TASK TO CARRY OUT - Write back each entry precisely as it is given.

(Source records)
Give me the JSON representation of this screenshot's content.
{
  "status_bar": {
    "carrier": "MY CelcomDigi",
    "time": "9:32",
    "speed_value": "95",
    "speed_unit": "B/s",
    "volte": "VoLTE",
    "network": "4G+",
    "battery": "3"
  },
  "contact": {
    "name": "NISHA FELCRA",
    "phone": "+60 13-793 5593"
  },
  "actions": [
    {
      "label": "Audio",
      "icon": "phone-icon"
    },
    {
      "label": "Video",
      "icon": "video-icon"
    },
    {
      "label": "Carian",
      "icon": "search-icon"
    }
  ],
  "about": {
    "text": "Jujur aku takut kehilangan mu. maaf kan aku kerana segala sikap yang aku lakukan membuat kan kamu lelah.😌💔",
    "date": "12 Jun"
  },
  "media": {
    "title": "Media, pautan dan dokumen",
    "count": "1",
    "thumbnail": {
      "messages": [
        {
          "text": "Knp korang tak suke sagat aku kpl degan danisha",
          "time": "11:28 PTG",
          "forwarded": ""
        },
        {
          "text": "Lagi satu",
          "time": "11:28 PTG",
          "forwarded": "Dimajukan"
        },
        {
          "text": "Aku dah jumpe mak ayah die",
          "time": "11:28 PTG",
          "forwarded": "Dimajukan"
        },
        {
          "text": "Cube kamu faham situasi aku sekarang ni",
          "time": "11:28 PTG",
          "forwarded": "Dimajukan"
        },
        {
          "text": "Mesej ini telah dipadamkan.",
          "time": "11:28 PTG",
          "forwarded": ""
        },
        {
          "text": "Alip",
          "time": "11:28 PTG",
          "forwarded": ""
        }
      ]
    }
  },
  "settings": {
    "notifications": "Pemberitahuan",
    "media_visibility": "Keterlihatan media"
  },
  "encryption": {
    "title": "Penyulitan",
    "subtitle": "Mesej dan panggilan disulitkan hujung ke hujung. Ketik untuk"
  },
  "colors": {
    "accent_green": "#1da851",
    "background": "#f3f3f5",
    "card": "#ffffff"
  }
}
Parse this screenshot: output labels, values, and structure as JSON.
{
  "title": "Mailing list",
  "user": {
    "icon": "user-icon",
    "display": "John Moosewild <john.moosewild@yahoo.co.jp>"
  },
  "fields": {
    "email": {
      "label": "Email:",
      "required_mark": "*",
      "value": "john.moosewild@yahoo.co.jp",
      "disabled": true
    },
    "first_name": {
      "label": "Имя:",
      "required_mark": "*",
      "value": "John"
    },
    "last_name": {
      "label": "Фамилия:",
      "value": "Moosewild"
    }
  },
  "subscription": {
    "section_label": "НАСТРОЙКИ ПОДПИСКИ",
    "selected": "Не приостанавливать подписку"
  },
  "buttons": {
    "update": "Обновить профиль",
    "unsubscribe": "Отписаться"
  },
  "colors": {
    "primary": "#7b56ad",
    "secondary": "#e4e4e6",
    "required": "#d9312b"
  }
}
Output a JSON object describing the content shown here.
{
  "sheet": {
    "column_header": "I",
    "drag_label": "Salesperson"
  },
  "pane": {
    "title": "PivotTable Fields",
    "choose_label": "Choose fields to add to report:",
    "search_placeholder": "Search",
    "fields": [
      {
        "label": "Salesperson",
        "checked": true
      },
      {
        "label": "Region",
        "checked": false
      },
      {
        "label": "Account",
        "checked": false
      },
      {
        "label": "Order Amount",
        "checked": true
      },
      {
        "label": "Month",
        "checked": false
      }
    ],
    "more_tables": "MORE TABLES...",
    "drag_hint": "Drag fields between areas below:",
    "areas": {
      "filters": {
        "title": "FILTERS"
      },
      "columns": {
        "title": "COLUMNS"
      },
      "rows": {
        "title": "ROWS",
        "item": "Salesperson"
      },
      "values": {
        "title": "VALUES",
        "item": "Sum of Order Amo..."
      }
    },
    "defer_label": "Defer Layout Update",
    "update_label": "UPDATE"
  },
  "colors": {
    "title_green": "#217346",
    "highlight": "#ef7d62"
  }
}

RESULT FOR THIS TASK -
Give me the JSON representation of this screenshot's content.
{
  "status_bar": {
    "carrier": "MY CelcomDigi",
    "time": "9:32",
    "speed_value": "95",
    "speed_unit": "B/s",
    "volte": "VoLTE",
    "network": "4G+",
    "battery": "3"
  },
  "contact": {
    "name": "NISHA FELCRA",
    "phone": "+60 13-793 5593"
  },
  "actions": [
    {
      "label": "Audio",
      "icon": "phone-icon"
    },
    {
      "label": "Video",
      "icon": "video-icon"
    },
    {
      "label": "Carian",
      "icon": "search-icon"
    }
  ],
  "about": {
    "text": "Jujur aku takut kehilangan mu. maaf kan aku kerana segala sikap yang aku lakukan membuat kan kamu lelah.😌💔",
    "date": "12 Jun"
  },
  "media": {
    "title": "Media, pautan dan dokumen",
    "count": "1",
    "thumbnail": {
      "messages": [
        {
          "text": "Knp korang tak suke sagat aku kpl degan danisha",
          "time": "11:28 PTG",
          "forwarded": ""
        },
        {
          "text": "Lagi satu",
          "time": "11:28 PTG",
          "forwarded": "Dimajukan"
        },
        {
          "text": "Aku dah jumpe mak ayah die",
          "time": "11:28 PTG",
          "forwarded": "Dimajukan"
        },
        {
          "text": "Cube kamu faham situasi aku sekarang ni",
          "time": "11:28 PTG",
          "forwarded": "Dimajukan"
        },
        {
          "text": "Mesej ini telah dipadamkan.",
          "time": "11:28 PTG",
          "forwarded": ""
        },
        {
          "text": "Alip",
          "time": "11:28 PTG",
          "forwarded": ""
        }
      ]
    }
  },
  "settings": {
    "notifications": "Pemberitahuan",
    "media_visibility": "Keterlihatan media"
  },
  "encryption": {
    "title": "Penyulitan",
    "subtitle": "Mesej dan panggilan disulitkan hujung ke hujung. Ketik untuk"
  },
  "colors": {
    "accent_green": "#1da851",
    "background": "#f3f3f5",
    "card": "#ffffff"
  }
}
Parse this screenshot: output labels, values, and structure as JSON.
{
  "title": "Mailing list",
  "user": {
    "icon": "user-icon",
    "display": "John Moosewild <john.moosewild@yahoo.co.jp>"
  },
  "fields": {
    "email": {
      "label": "Email:",
      "required_mark": "*",
      "value": "john.moosewild@yahoo.co.jp",
      "disabled": true
    },
    "first_name": {
      "label": "Имя:",
      "required_mark": "*",
      "value": "John"
    },
    "last_name": {
      "label": "Фамилия:",
      "value": "Moosewild"
    }
  },
  "subscription": {
    "section_label": "НАСТРОЙКИ ПОДПИСКИ",
    "selected": "Не приостанавливать подписку"
  },
  "buttons": {
    "update": "Обновить профиль",
    "unsubscribe": "Отписаться"
  },
  "colors": {
    "primary": "#7b56ad",
    "secondary": "#e4e4e6",
    "required": "#d9312b"
  }
}
Output a JSON object describing the content shown here.
{
  "sheet": {
    "column_header": "I",
    "drag_label": "Salesperson"
  },
  "pane": {
    "title": "PivotTable Fields",
    "choose_label": "Choose fields to add to report:",
    "search_placeholder": "Search",
    "fields": [
      {
        "label": "Salesperson",
        "checked": true
      },
      {
        "label": "Region",
        "checked": false
      },
      {
        "label": "Account",
        "checked": false
      },
      {
        "label": "Order Amount",
        "checked": true
      },
      {
        "label": "Month",
        "checked": false
      }
    ],
    "more_tables": "MORE TABLES...",
    "drag_hint": "Drag fields between areas below:",
    "areas": {
      "filters": {
        "title": "FILTERS"
      },
      "columns": {
        "title": "COLUMNS"
      },
      "rows": {
        "title": "ROWS",
        "item": "Salesperson"
      },
      "values": {
        "title": "VALUES",
        "item": "Sum of Order Amo..."
      }
    },
    "defer_label": "Defer Layout Update",
    "update_label": "UPDATE"
  },
  "colors": {
    "title_green": "#217346",
    "highlight": "#ef7d62"
  }
}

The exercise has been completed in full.